<%@ Page Language="vb" AutoEventWireup="false" CodeBehind="Default.aspx.vb" Inherits="BlockReplace._Default" %>
<!DOCTYPE html PUBLIC "-//W3C//DTD XHTML 1.0 Transitional//EN" "http://www.w3.org/TR/xhtml1/DTD/xhtml1-transitional.dtd">
<
html xmlns="http://www.w3.org/1999/xhtml" >
<
head runat="server">
<
title>Block Replace Example</title>
<
style type="text/css">
.replacement{
background-color:#FFFFFF;
}
</style>
</
head>
<
body>
<
form id="form1" runat="server">
<
div class="replaceme" id="div1"></div>
<
div class="replaceme" id="div2"></div>
<
div class="replaceme" id="div3"></div>
<
div class="replaceme" id="div4"></div>
<
div class="replaceme" id="div5"></div>
<
div class="replaceme" id="div6"></div>
<
div class="replaceme" id="div7"></div>
<
div class="replaceme" id="div8"></div>
<
div class="replaceme" id="div9"></div>
</
form>
</
body>
</
html>

You can see that I have misspelled the class name on each of my <div> tags. While some of you may argue that I could use find & replace for this, if I has simply used the wrong class name, we’d have a tougher time with that.

Instead, in Visual Studion 2010, you can now use Block Replace. To do this, highlight the text as you normally would, but hold down Shift + Alt while you do it. You’ll see that you get a columnar highlighting tool, allowing you to select the “replaceme” in each line, and nothing else. It would look like this:

<%@ Page Language="vb" AutoEventWireup="false" CodeBehind="Default.aspx.vb" Inherits="BlockReplace._Default" %>
<!DOCTYPE html PUBLIC "-//W3C//DTD XHTML 1.0 Transitional//EN" "http://www.w3.org/TR/xhtml1/DTD/xhtml1-transitional.dtd">
<
html xmlns="http://www.w3.org/1999/xhtml" >
<
head runat="server">
<
title>Block Replace Example</title>
<
style type="text/css">
.replacement{
background-color:#FFFFFF;
}
</style>
</
head>
<
body>
<
form id="form1" runat="server">
<
div class="replaceme" id="div1"></div>
<
div class="replaceme" id="div2"></div>
<
div class="replaceme" id="div3"></div>
<
div class="replaceme" id="div4"></div>
<
div class="replaceme" id="div5"></div>
<
div class="replaceme" id="div6"></div>
<
div class="replaceme" id="div7"></div>
<
div class="replaceme" id="div8"></div>
<
div class="replaceme" id="div9"></div>
</
form>
</
body>
</
html>
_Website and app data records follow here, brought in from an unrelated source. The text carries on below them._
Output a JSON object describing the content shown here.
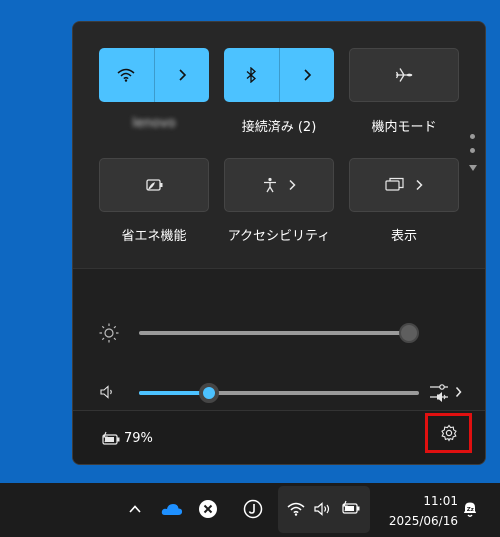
{
  "tiles": {
    "wifi": {
      "label": "lenovo",
      "state": "on",
      "icon": "wifi-icon"
    },
    "bluetooth": {
      "label": "接続済み (2)",
      "state": "on",
      "icon": "bluetooth-icon"
    },
    "airplane": {
      "label": "機内モード",
      "state": "off",
      "icon": "airplane-icon"
    },
    "energy_saver": {
      "label": "省エネ機能",
      "state": "off",
      "icon": "battery-saver-icon"
    },
    "accessibility": {
      "label": "アクセシビリティ",
      "state": "off",
      "icon": "accessibility-icon"
    },
    "display": {
      "label": "表示",
      "state": "off",
      "icon": "display-icon"
    }
  },
  "sliders": {
    "brightness": {
      "value_percent": 100,
      "icon": "brightness-icon"
    },
    "volume": {
      "value_percent": 25,
      "icon": "speaker-icon"
    }
  },
  "footer": {
    "battery_text": "79%"
  },
  "taskbar": {
    "time": "11:01",
    "date": "2025/06/16"
  },
  "colors": {
    "accent": "#4cc2ff",
    "desktop": "#0e68c2",
    "highlight": "#e01010"
  }
}
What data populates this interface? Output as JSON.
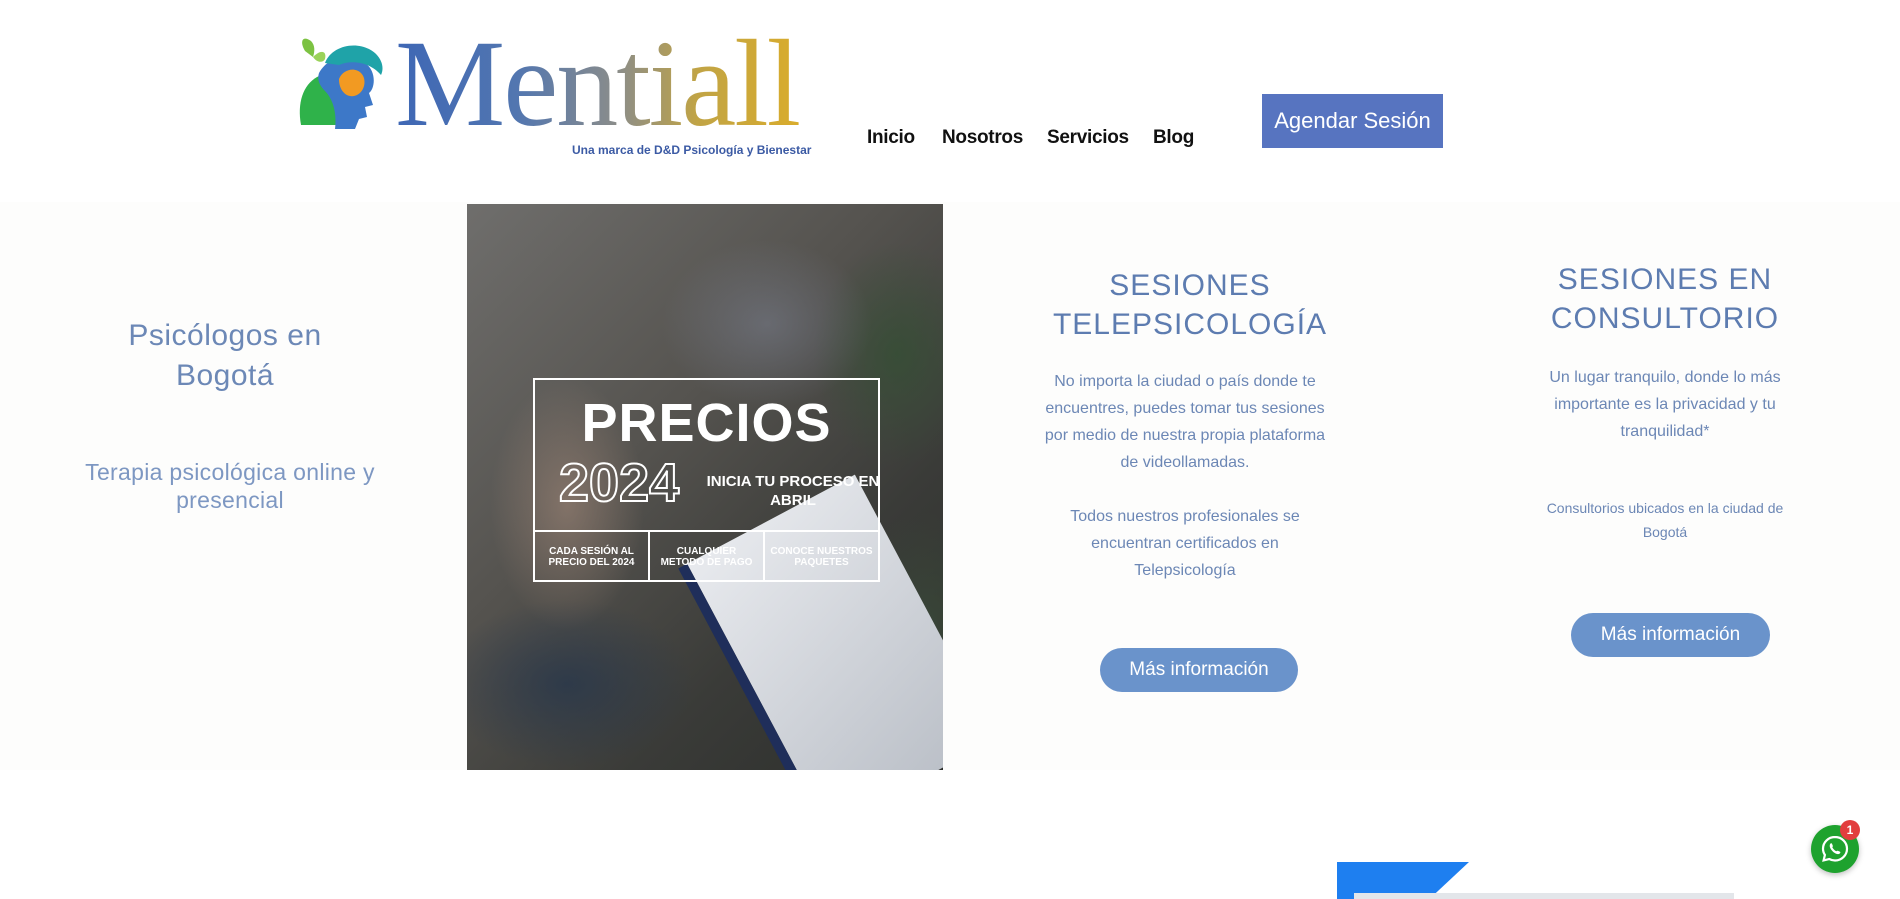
{
  "brand": {
    "name": "Mentiall",
    "tagline": "Una marca de D&D Psicología y Bienestar",
    "colors": {
      "blue": "#3e67b5",
      "gold": "#d9ac2c",
      "green": "#2fb24a"
    }
  },
  "nav": {
    "items": [
      "Inicio",
      "Nosotros",
      "Servicios",
      "Blog"
    ],
    "cta": "Agendar Sesión"
  },
  "hero": {
    "title": "Psicólogos en Bogotá",
    "subtitle": "Terapia psicológica online y presencial"
  },
  "promo": {
    "title": "PRECIOS",
    "year": "2024",
    "cta": "INICIA TU PROCESO EN ABRIL",
    "cells": [
      "CADA SESIÓN AL PRECIO DEL 2024",
      "CUALQUIER METODO DE PAGO",
      "CONOCE NUESTROS PAQUETES"
    ]
  },
  "services": [
    {
      "title": "SESIONES TELEPSICOLOGÍA",
      "text1": "No importa la ciudad o país  donde te encuentres, puedes tomar tus sesiones por medio de nuestra propia plataforma de videollamadas.",
      "text2": "Todos nuestros profesionales se encuentran certificados en Telepsicología",
      "button": "Más información"
    },
    {
      "title": "SESIONES EN CONSULTORIO",
      "text1": "Un lugar tranquilo, donde lo más importante es la privacidad y tu tranquilidad*",
      "text2": "Consultorios ubicados en la ciudad de Bogotá",
      "button": "Más información"
    }
  ],
  "whatsapp": {
    "icon": "whatsapp-icon",
    "badge": "1",
    "color": "#1ea22e"
  }
}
At this point, you can simply start typing, and Visual Studio 2010 will replace all of the characters, in EACH LINE, with the characters you are typing. It’s a little surprising the first time you see multiple lines being edited at the same time, but it will also potentially save you some time fixing those mistakes.

One thought on “The 2nd of Diduary: Did you know about “Block Replace” in Visual Studio 2010?

  1. I did not know that they added in replace. Not I don't have to switch to different text editors to do this kind of stuff.

Leave a Reply

Fill in your details below or click an icon to log in:

WordPress.com Logo

You are commenting using your WordPress.com account. Log Out / Change )

Twitter picture

You are commenting using your Twitter account. Log Out / Change )

Facebook photo

You are commenting using your Facebook account. Log Out / Change )

Google+ photo

You are commenting using your Google+ account. Log Out / Change )

Connecting to %s